■ Records to process:
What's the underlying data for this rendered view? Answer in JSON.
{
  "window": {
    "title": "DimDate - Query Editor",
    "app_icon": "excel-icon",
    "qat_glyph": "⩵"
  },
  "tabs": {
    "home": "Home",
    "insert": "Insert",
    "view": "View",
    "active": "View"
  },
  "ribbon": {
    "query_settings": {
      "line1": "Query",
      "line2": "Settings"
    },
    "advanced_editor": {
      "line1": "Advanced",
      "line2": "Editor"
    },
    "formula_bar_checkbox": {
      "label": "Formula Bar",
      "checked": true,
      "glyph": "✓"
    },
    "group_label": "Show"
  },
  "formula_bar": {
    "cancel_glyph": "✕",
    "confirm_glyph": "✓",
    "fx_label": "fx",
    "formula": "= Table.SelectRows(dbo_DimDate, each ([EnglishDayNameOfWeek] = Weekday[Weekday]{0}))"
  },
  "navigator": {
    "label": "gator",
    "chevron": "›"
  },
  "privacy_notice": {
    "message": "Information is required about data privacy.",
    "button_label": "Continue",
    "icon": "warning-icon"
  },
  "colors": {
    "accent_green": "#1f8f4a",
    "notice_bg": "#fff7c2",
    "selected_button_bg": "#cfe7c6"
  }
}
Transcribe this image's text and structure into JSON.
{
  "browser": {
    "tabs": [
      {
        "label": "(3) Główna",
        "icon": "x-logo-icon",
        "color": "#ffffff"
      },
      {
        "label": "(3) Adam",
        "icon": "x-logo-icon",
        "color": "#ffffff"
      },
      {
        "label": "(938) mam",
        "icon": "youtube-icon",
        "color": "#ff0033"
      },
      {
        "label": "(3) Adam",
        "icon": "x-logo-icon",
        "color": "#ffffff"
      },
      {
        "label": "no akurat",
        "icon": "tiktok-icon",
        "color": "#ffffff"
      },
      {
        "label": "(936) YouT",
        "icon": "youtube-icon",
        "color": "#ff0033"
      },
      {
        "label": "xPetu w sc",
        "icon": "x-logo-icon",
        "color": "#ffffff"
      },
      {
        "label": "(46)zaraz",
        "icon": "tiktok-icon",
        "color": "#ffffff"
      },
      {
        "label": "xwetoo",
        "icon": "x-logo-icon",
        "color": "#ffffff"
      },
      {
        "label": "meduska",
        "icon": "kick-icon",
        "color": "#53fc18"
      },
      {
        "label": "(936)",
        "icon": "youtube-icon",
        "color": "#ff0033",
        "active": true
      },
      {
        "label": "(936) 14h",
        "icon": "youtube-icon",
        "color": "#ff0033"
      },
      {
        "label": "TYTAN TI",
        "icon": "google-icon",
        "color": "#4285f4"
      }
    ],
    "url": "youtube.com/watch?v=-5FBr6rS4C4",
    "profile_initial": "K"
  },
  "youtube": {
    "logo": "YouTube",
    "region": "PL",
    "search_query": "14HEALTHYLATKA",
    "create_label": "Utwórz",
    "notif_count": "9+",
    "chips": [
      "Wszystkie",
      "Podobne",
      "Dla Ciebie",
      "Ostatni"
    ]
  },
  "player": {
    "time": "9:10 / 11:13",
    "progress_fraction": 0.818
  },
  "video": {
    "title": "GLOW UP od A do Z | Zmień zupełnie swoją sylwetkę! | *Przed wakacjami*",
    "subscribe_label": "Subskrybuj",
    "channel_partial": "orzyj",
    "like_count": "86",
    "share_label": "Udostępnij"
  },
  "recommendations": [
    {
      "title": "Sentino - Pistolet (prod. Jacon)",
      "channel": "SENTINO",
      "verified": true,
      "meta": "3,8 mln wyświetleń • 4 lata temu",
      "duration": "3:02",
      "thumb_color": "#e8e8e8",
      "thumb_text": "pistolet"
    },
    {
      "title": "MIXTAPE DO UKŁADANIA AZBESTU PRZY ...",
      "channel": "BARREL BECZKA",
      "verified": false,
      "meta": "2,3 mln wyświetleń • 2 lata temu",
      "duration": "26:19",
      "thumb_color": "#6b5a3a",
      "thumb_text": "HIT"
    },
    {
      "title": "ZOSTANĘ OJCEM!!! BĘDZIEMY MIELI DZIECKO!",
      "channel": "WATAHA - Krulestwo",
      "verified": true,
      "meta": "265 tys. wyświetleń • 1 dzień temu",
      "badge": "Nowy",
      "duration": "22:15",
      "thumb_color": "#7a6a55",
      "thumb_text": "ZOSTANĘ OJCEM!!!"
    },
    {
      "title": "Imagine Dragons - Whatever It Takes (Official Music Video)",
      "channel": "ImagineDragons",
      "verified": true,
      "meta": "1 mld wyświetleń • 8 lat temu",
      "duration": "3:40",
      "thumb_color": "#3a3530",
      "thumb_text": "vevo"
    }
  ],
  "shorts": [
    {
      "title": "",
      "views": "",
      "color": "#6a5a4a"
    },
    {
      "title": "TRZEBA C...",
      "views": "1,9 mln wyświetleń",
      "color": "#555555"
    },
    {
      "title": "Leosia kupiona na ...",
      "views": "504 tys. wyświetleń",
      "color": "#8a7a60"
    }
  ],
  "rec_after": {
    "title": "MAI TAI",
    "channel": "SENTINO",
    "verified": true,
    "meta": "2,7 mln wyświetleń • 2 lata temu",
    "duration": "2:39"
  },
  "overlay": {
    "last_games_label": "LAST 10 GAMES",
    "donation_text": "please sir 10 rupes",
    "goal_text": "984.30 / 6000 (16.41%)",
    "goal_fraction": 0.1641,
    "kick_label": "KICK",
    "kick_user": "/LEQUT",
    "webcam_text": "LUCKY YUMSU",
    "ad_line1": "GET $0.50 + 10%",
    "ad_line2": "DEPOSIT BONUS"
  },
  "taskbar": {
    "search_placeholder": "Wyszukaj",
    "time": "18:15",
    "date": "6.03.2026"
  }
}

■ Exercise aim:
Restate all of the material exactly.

■ Exercise solution:
What's the underlying data for this rendered view? Answer in JSON.
{
  "window": {
    "title": "DimDate - Query Editor",
    "app_icon": "excel-icon",
    "qat_glyph": "⩵"
  },
  "tabs": {
    "home": "Home",
    "insert": "Insert",
    "view": "View",
    "active": "View"
  },
  "ribbon": {
    "query_settings": {
      "line1": "Query",
      "line2": "Settings"
    },
    "advanced_editor": {
      "line1": "Advanced",
      "line2": "Editor"
    },
    "formula_bar_checkbox": {
      "label": "Formula Bar",
      "checked": true,
      "glyph": "✓"
    },
    "group_label": "Show"
  },
  "formula_bar": {
    "cancel_glyph": "✕",
    "confirm_glyph": "✓",
    "fx_label": "fx",
    "formula": "= Table.SelectRows(dbo_DimDate, each ([EnglishDayNameOfWeek] = Weekday[Weekday]{0}))"
  },
  "navigator": {
    "label": "gator",
    "chevron": "›"
  },
  "privacy_notice": {
    "message": "Information is required about data privacy.",
    "button_label": "Continue",
    "icon": "warning-icon"
  },
  "colors": {
    "accent_green": "#1f8f4a",
    "notice_bg": "#fff7c2",
    "selected_button_bg": "#cfe7c6"
  }
}
Transcribe this image's text and structure into JSON.
{
  "browser": {
    "tabs": [
      {
        "label": "(3) Główna",
        "icon": "x-logo-icon",
        "color": "#ffffff"
      },
      {
        "label": "(3) Adam",
        "icon": "x-logo-icon",
        "color": "#ffffff"
      },
      {
        "label": "(938) mam",
        "icon": "youtube-icon",
        "color": "#ff0033"
      },
      {
        "label": "(3) Adam",
        "icon": "x-logo-icon",
        "color": "#ffffff"
      },
      {
        "label": "no akurat",
        "icon": "tiktok-icon",
        "color": "#ffffff"
      },
      {
        "label": "(936) YouT",
        "icon": "youtube-icon",
        "color": "#ff0033"
      },
      {
        "label": "xPetu w sc",
        "icon": "x-logo-icon",
        "color": "#ffffff"
      },
      {
        "label": "(46)zaraz",
        "icon": "tiktok-icon",
        "color": "#ffffff"
      },
      {
        "label": "xwetoo",
        "icon": "x-logo-icon",
        "color": "#ffffff"
      },
      {
        "label": "meduska",
        "icon": "kick-icon",
        "color": "#53fc18"
      },
      {
        "label": "(936)",
        "icon": "youtube-icon",
        "color": "#ff0033",
        "active": true
      },
      {
        "label": "(936) 14h",
        "icon": "youtube-icon",
        "color": "#ff0033"
      },
      {
        "label": "TYTAN TI",
        "icon": "google-icon",
        "color": "#4285f4"
      }
    ],
    "url": "youtube.com/watch?v=-5FBr6rS4C4",
    "profile_initial": "K"
  },
  "youtube": {
    "logo": "YouTube",
    "region": "PL",
    "search_query": "14HEALTHYLATKA",
    "create_label": "Utwórz",
    "notif_count": "9+",
    "chips": [
      "Wszystkie",
      "Podobne",
      "Dla Ciebie",
      "Ostatni"
    ]
  },
  "player": {
    "time": "9:10 / 11:13",
    "progress_fraction": 0.818
  },
  "video": {
    "title": "GLOW UP od A do Z | Zmień zupełnie swoją sylwetkę! | *Przed wakacjami*",
    "subscribe_label": "Subskrybuj",
    "channel_partial": "orzyj",
    "like_count": "86",
    "share_label": "Udostępnij"
  },
  "recommendations": [
    {
      "title": "Sentino - Pistolet (prod. Jacon)",
      "channel": "SENTINO",
      "verified": true,
      "meta": "3,8 mln wyświetleń • 4 lata temu",
      "duration": "3:02",
      "thumb_color": "#e8e8e8",
      "thumb_text": "pistolet"
    },
    {
      "title": "MIXTAPE DO UKŁADANIA AZBESTU PRZY ...",
      "channel": "BARREL BECZKA",
      "verified": false,
      "meta": "2,3 mln wyświetleń • 2 lata temu",
      "duration": "26:19",
      "thumb_color": "#6b5a3a",
      "thumb_text": "HIT"
    },
    {
      "title": "ZOSTANĘ OJCEM!!! BĘDZIEMY MIELI DZIECKO!",
      "channel": "WATAHA - Krulestwo",
      "verified": true,
      "meta": "265 tys. wyświetleń • 1 dzień temu",
      "badge": "Nowy",
      "duration": "22:15",
      "thumb_color": "#7a6a55",
      "thumb_text": "ZOSTANĘ OJCEM!!!"
    },
    {
      "title": "Imagine Dragons - Whatever It Takes (Official Music Video)",
      "channel": "ImagineDragons",
      "verified": true,
      "meta": "1 mld wyświetleń • 8 lat temu",
      "duration": "3:40",
      "thumb_color": "#3a3530",
      "thumb_text": "vevo"
    }
  ],
  "shorts": [
    {
      "title": "",
      "views": "",
      "color": "#6a5a4a"
    },
    {
      "title": "TRZEBA C...",
      "views": "1,9 mln wyświetleń",
      "color": "#555555"
    },
    {
      "title": "Leosia kupiona na ...",
      "views": "504 tys. wyświetleń",
      "color": "#8a7a60"
    }
  ],
  "rec_after": {
    "title": "MAI TAI",
    "channel": "SENTINO",
    "verified": true,
    "meta": "2,7 mln wyświetleń • 2 lata temu",
    "duration": "2:39"
  },
  "overlay": {
    "last_games_label": "LAST 10 GAMES",
    "donation_text": "please sir 10 rupes",
    "goal_text": "984.30 / 6000 (16.41%)",
    "goal_fraction": 0.1641,
    "kick_label": "KICK",
    "kick_user": "/LEQUT",
    "webcam_text": "LUCKY YUMSU",
    "ad_line1": "GET $0.50 + 10%",
    "ad_line2": "DEPOSIT BONUS"
  },
  "taskbar": {
    "search_placeholder": "Wyszukaj",
    "time": "18:15",
    "date": "6.03.2026"
  }
}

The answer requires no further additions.